= Beginning of Section =
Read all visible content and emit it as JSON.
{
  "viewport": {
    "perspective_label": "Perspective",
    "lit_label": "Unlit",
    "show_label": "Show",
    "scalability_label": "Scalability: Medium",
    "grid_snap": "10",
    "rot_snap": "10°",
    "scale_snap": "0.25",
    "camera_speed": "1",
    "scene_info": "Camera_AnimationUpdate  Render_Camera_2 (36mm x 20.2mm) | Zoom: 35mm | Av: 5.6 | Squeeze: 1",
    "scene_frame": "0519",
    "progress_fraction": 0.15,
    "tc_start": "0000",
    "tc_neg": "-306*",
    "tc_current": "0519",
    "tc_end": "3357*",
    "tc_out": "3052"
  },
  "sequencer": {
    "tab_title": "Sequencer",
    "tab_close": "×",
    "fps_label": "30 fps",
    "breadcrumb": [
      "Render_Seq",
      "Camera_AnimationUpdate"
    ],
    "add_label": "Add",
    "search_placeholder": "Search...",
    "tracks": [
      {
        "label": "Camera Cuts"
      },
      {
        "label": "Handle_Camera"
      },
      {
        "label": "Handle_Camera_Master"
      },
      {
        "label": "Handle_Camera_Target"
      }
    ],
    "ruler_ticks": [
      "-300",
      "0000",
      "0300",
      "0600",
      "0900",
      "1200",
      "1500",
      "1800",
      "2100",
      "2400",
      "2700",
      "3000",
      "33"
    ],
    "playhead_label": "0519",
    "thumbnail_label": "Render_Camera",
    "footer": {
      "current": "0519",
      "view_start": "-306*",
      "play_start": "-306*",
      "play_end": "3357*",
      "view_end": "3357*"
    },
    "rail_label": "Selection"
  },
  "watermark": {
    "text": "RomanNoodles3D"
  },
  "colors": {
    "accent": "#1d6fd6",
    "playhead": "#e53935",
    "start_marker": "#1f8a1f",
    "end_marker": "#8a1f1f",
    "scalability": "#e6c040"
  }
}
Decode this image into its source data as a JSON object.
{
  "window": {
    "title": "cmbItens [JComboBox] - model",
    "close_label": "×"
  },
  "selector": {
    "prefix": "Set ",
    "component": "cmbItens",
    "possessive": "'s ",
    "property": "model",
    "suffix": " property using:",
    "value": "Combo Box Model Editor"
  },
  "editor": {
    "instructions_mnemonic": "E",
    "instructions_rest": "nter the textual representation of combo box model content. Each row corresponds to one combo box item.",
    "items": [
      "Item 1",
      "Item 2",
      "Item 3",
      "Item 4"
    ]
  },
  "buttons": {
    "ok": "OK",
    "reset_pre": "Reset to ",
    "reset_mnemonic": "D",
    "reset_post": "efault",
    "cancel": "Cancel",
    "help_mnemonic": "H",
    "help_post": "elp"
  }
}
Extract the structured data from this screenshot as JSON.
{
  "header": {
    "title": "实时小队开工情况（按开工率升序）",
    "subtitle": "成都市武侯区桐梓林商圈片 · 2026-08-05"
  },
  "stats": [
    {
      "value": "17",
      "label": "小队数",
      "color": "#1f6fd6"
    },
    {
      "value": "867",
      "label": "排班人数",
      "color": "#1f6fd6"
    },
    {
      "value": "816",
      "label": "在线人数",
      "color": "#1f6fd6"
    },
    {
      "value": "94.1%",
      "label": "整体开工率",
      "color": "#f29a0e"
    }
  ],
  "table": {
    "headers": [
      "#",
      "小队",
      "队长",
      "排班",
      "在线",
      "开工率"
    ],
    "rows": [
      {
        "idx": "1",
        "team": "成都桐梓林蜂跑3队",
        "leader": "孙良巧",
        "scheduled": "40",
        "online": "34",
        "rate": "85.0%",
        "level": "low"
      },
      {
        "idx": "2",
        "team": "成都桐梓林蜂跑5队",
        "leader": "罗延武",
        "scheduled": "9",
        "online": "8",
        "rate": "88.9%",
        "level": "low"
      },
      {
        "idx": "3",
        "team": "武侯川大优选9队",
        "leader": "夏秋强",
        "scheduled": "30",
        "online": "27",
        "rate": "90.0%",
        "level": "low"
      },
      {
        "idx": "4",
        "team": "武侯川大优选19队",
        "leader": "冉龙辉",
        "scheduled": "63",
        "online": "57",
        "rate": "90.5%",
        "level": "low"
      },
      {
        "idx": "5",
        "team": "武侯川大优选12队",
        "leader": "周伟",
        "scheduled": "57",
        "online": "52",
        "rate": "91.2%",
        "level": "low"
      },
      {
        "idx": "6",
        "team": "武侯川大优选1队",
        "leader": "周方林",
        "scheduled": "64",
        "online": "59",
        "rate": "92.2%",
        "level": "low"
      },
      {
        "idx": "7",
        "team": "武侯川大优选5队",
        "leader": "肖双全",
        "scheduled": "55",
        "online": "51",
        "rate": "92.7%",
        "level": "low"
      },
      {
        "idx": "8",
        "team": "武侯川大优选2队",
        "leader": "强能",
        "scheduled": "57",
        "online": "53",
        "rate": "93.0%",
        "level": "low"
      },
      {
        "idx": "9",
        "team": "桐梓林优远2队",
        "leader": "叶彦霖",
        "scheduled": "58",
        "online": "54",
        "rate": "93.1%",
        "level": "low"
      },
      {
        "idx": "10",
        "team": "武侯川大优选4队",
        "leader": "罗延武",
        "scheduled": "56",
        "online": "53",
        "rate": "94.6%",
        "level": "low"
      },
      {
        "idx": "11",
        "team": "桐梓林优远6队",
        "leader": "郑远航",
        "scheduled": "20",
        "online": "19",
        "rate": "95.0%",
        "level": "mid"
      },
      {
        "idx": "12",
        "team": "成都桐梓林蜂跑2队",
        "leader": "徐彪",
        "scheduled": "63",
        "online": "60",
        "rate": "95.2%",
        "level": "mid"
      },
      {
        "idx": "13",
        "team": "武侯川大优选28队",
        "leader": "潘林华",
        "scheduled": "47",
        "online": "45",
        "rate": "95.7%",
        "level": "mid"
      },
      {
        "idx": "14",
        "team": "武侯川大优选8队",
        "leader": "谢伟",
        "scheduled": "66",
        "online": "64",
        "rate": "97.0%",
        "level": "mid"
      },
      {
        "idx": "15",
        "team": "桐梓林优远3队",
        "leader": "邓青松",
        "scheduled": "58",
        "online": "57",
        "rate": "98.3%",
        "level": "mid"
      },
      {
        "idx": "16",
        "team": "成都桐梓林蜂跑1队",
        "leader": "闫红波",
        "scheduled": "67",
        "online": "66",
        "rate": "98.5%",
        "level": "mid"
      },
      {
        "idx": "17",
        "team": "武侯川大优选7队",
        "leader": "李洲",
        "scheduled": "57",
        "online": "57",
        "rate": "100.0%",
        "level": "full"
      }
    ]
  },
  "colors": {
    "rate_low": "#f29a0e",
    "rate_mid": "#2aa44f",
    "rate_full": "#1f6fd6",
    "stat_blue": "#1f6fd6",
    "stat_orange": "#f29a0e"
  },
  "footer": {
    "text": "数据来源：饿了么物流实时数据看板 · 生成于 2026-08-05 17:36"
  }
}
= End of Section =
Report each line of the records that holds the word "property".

* Solved problem *
    "property": "model",
    "suffix": " property using:",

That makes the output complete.